At the Evian Conference of 1938 in France, a stillborn attempt by Western democracies to provide refuge for threatened Jews in Germany and Austria, all delegates criticized German actions but would not allow increased immigration to their own countries.

On July 9, 1938, the proceedings of the Evian Conference show that Peruvian delegate Francisco García Calderón Rey cited the limited immigration quotas of the United States as “an example of caution and wisdom” in defense “of their Nordic heritage and of the Anglo Saxon race against invasion by other peoples.”

Calderón concluded his remarks by stating that to maintain “peace at home” in the face of an unsettled Europe, countries in the Western Hemisphere “must avoid a too hasty mingling of elements which would not adapt themselves to our traditions and ambitions and which would endanger our stability.” In short, a sophisticated way of saying, “Those who don’t look like us need not apply.”

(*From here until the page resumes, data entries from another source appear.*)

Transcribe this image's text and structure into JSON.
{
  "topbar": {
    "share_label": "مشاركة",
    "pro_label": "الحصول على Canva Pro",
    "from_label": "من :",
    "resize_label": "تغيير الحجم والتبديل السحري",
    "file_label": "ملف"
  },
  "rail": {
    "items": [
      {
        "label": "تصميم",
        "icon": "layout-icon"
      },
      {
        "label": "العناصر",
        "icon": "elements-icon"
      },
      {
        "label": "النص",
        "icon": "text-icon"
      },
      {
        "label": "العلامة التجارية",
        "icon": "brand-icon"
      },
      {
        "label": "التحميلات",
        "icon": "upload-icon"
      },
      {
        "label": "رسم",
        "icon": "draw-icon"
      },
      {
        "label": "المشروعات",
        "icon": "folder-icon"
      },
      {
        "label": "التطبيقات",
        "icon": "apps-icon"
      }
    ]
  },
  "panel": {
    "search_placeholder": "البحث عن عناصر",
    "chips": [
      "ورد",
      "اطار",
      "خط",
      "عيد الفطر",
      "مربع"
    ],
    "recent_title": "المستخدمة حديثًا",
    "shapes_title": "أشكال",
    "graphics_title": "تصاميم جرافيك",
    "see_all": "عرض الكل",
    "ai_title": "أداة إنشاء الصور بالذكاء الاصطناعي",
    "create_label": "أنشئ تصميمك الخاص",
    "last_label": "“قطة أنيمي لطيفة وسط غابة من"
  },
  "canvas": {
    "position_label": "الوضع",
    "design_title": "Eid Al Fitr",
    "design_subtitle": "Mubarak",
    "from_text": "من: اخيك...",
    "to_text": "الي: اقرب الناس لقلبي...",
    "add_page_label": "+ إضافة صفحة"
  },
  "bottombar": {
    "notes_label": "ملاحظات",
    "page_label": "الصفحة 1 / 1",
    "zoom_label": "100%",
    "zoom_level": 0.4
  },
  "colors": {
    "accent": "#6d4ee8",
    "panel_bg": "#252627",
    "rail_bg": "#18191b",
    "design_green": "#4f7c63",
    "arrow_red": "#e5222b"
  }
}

Sadly, xenophobia does not seem an episodic phenomenon in our history, and I hope we can learn from our past.

Leon Weintraub, Washington